Nearly a year after his 15-year-old son died in a boating accident in the Indian River Lagoon, Joe Graves is praying for what he believes would be a Christmas miracle.
Two new daughters.
The Vero Beach attorney and his wife, Carole, have been trying since May to adopt two school-age sisters from Colombia, only to see their efforts stalled by government bureaucracy.
So Graves has turned to social media in hopes of reaching someone with the political clout to answer his prayer.
In a heart-tugging, six-minute video he posted last week on his Facebook page, Graves said he has been praying for weeks that “God grant a way for the right governmental official to get involved and make it possible so these girls can come and be home with us for Christmas.”
Graves said the international adoption is “locked up” in an immigration system in which it is “not possible” to bring the girls to the United States in time for the holidays.
He said he has contacted Florida Congressman Brian Mast and appealed in writing to both U.S. Senator Marco Rubio and President Donald Trump. As of last weekend, Graves said, he had not received a response from anyone in the government.
“We’re trying to do everything the right way,” he said. “You’re saying this is the way things ought to be done, and you want to curb illegal immigration. Well, help us do it the right way. Give these beautiful girls a chance at life.”
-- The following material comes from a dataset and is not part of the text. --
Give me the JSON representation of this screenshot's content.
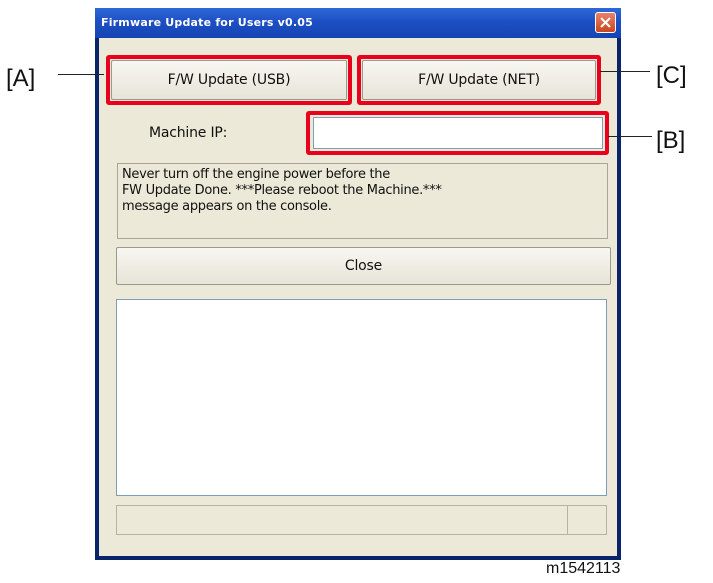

How did Graves and his wife go from mourning the tragic loss of their son, Jimmy, last December to pursuing with passion the adoption of two Colombian sisters – one is 12, the other is soon to be 14 – only six months later?
Reached by phone last week, Graves said he and his wife are still heartbroken over their son’s death.
“What happened to Jimmy, we’ll never stop grieving for him, and grief is difficult,” he explained. “When something like that happens, the world just doesn’t make sense. Eleven months ago, I never thought I’d be where I am now.
“But as we worked through the pain and the feelings of loss, as we continued to pray, God laid it on our hearts to parent again . . . to adopt.”
The Graves have two daughters, but Emily, 26, and Sara, 21, no longer live full-time at home. So when Jimmy died, the family’s house – along with everything else in their lives – felt jarringly different.
Graves said in the video that he and his wife were enjoying their son’s adolescence when, “all of a sudden, in a flick of a switch, we went from parents of a teenager to empty-nesters.”
On the phone, he said, “We just weren’t ready to be empty-nesters. We love kids.”
Graves said he and his wife first explored traditional adoption avenues, but, “after sitting through a few meetings,” they decided to consider other options.
That’s when they discovered All God’s Children International, which, on its website, describes itself as “more than an adoption agency” and, instead, an “orphan care ministry” that works with government officials “around the world to help keep children within families and out of institutions.”
That’s how they learned of the plight of the two sisters in Colombia, where, Graves said, the girls will “age out” of the country’s foster-care system when they turn 16 and then have “no place to go.”
He said the girls’ father is in prison, their mother is “gone” and the whereabouts of their nine siblings is unknown – that these sisters have only each other as a family.
“They deserve a home; they deserve to have two parents that love them,” Graves said in his video. “We have a lot of love to give them. We want to give them our love. We want to give them our home. We want to give them opportunity. We just need our government to help us make it happen.”
He believes the process doesn’t need to be so difficult and protracted, especially when he’s trying to adopt children nobody seems to want.
“There’s not much of a demand for kids in the older age group,” Graves said. “Everybody wants an infant.”
Another family expressed interest in adopting the younger girl – only the younger girl – but she didn’t want to be separated from her sister and decided to remain in foster care.
“We didn’t really know where the adoption journey was going to take us, but we soon found out there was high demand for infants and low demand for older kids and kids that have siblings,” Graves said, adding, “There’s not enough people to house all these kids, so our hearts went out.
“We didn’t want these young girls to have no future in Colombia and be set out on the streets.”
Engaged with the international bureaucracy for the past six months – he calls it a “broken process” – Graves said he and his family have undergone the required “home study” interviews, as well as psychological evaluations and background checks.
They’ve also received the necessary social, psychological and medical records of the girls they want to adopt.
“We have a really good understanding of their history and their situation,” Graves said. “All we’re waiting for now is for the Immigration Service to give us the approval and let the girls into the country.”
He said the girls would be eligible for citizenship after two years as members of his family.
Though he hasn’t yet met the girls, Graves said they know about his family’s desire to adopt them. In fact, the sisters have sent videos introducing themselves and saying, “We want to meet you.”
The feeling is mutual.
And for those wondering: Graves said the decision to adopt the girls was not an “emotional reaction” to their son’s death. It’s a way to honor Jimmy’s legacy of standing up for people who need help.
“If he were here and we asked him if we should do this, he’d wonder why we even needed to ask that question,” Graves said, adding that he and his wife also discussed their adoption plans with their daughters.
“It was a family decision,” he said.
Now it’s up to the government.